Problem statement:
Return the full listing word for word, but drop every picture from it.

Data extracts:
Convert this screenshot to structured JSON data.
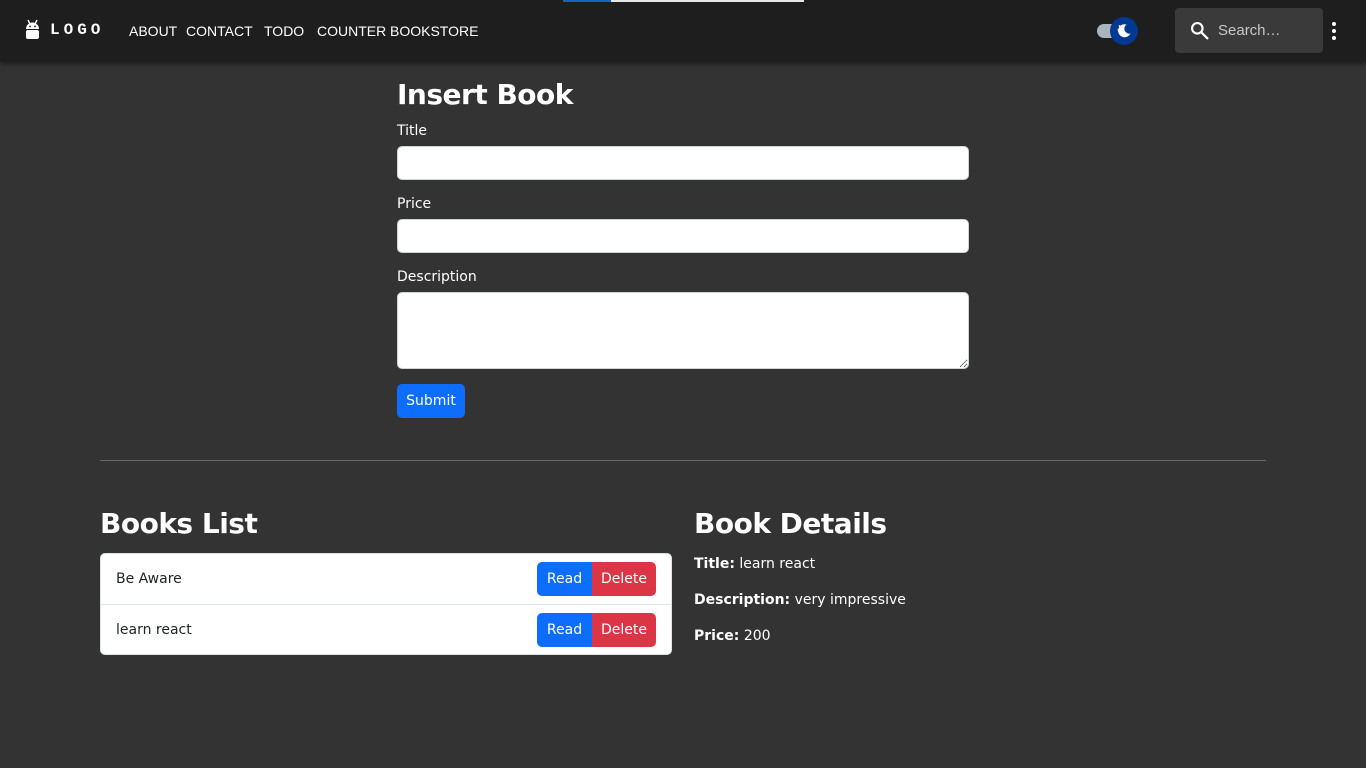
{
  "navbar": {
    "logo_text": "LOGO",
    "links": [
      "ABOUT",
      "CONTACT",
      "TODO",
      "COUNTER",
      "BOOKSTORE"
    ],
    "search_placeholder": "Search…"
  },
  "progress": {
    "fraction": 0.2
  },
  "form": {
    "title": "Insert Book",
    "title_label": "Title",
    "price_label": "Price",
    "description_label": "Description",
    "submit_label": "Submit"
  },
  "books_list": {
    "heading": "Books List",
    "items": [
      {
        "title": "Be Aware",
        "read_label": "Read",
        "delete_label": "Delete"
      },
      {
        "title": "learn react",
        "read_label": "Read",
        "delete_label": "Delete"
      }
    ]
  },
  "book_details": {
    "heading": "Book Details",
    "title_key": "Title:",
    "title_value": "learn react",
    "description_key": "Description:",
    "description_value": "very impressive",
    "price_key": "Price:",
    "price_value": "200"
  },
  "colors": {
    "page_background": "#333333",
    "navbar_background": "#1e1e1e",
    "primary": "#0d6efd",
    "danger": "#dc3545",
    "toggle_thumb": "#003892"
  },
  "icons": {
    "brand": "android-icon",
    "theme": "moon-icon",
    "search": "search-icon",
    "more": "more-vert-icon"
  }
}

Solution:
Convert this screenshot to structured JSON data.
{
  "navbar": {
    "logo_text": "LOGO",
    "links": [
      "ABOUT",
      "CONTACT",
      "TODO",
      "COUNTER",
      "BOOKSTORE"
    ],
    "search_placeholder": "Search…"
  },
  "progress": {
    "fraction": 0.2
  },
  "form": {
    "title": "Insert Book",
    "title_label": "Title",
    "price_label": "Price",
    "description_label": "Description",
    "submit_label": "Submit"
  },
  "books_list": {
    "heading": "Books List",
    "items": [
      {
        "title": "Be Aware",
        "read_label": "Read",
        "delete_label": "Delete"
      },
      {
        "title": "learn react",
        "read_label": "Read",
        "delete_label": "Delete"
      }
    ]
  },
  "book_details": {
    "heading": "Book Details",
    "title_key": "Title:",
    "title_value": "learn react",
    "description_key": "Description:",
    "description_value": "very impressive",
    "price_key": "Price:",
    "price_value": "200"
  },
  "colors": {
    "page_background": "#333333",
    "navbar_background": "#1e1e1e",
    "primary": "#0d6efd",
    "danger": "#dc3545",
    "toggle_thumb": "#003892"
  },
  "icons": {
    "brand": "android-icon",
    "theme": "moon-icon",
    "search": "search-icon",
    "more": "more-vert-icon"
  }
}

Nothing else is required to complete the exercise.